Entries from a dataset of interfaces:
#####

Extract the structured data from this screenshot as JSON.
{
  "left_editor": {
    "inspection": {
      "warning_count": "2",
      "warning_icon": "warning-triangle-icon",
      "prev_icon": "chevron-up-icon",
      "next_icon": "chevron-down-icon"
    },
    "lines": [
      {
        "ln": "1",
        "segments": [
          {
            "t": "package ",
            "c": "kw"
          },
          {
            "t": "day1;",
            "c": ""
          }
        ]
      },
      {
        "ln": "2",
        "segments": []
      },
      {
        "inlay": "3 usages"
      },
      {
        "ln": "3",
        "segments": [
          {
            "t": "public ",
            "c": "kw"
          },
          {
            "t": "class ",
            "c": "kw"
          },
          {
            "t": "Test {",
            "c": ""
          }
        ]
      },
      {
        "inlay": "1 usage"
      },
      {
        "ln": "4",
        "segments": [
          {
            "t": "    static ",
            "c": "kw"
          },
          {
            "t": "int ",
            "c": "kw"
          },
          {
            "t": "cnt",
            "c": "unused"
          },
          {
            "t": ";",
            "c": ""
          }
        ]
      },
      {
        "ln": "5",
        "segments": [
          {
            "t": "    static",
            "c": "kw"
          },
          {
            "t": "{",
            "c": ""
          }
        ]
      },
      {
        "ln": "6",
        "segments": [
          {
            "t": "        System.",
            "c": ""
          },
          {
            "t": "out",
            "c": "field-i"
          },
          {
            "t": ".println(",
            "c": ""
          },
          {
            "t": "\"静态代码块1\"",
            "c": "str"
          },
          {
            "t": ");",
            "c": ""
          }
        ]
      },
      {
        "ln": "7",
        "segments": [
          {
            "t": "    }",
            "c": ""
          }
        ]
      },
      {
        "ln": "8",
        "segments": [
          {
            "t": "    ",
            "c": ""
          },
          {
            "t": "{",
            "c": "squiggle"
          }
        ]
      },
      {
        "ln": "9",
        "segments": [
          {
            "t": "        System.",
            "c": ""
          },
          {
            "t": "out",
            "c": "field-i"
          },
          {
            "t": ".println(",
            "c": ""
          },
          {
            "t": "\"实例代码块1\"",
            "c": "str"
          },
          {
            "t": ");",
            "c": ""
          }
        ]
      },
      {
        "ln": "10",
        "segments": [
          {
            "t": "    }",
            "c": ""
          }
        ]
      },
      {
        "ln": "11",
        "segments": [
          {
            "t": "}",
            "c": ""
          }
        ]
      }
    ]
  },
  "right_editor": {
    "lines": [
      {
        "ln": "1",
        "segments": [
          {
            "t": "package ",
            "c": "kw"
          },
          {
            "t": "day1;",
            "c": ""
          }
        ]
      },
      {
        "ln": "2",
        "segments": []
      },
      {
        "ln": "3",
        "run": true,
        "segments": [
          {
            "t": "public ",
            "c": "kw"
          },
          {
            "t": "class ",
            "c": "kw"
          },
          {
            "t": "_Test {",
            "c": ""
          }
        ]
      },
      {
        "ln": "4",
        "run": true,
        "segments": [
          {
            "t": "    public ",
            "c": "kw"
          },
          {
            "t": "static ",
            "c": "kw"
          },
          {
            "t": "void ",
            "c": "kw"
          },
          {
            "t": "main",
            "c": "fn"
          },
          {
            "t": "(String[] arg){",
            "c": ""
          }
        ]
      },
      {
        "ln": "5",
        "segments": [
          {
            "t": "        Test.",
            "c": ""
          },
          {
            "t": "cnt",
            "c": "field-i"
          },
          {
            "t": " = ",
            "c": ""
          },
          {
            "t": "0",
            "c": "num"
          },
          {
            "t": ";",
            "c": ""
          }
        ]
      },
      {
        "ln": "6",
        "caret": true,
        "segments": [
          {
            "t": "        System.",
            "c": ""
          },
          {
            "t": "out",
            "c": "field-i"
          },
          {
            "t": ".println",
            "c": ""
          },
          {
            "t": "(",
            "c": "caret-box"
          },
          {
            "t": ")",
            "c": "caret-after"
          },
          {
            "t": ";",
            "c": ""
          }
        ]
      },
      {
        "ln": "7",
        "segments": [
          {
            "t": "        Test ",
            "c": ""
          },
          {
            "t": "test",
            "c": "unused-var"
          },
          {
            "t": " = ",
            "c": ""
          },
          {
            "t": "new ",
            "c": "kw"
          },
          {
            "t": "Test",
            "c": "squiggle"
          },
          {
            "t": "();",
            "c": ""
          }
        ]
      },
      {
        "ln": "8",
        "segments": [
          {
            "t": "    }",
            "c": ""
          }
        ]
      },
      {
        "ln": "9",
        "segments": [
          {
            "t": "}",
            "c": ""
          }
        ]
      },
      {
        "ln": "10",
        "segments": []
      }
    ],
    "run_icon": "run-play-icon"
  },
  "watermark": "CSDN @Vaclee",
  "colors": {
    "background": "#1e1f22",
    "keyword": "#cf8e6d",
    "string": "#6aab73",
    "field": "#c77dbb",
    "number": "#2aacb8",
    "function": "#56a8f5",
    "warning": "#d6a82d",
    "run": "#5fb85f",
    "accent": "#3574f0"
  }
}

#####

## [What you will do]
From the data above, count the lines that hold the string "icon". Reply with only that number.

## [Problem solution]
4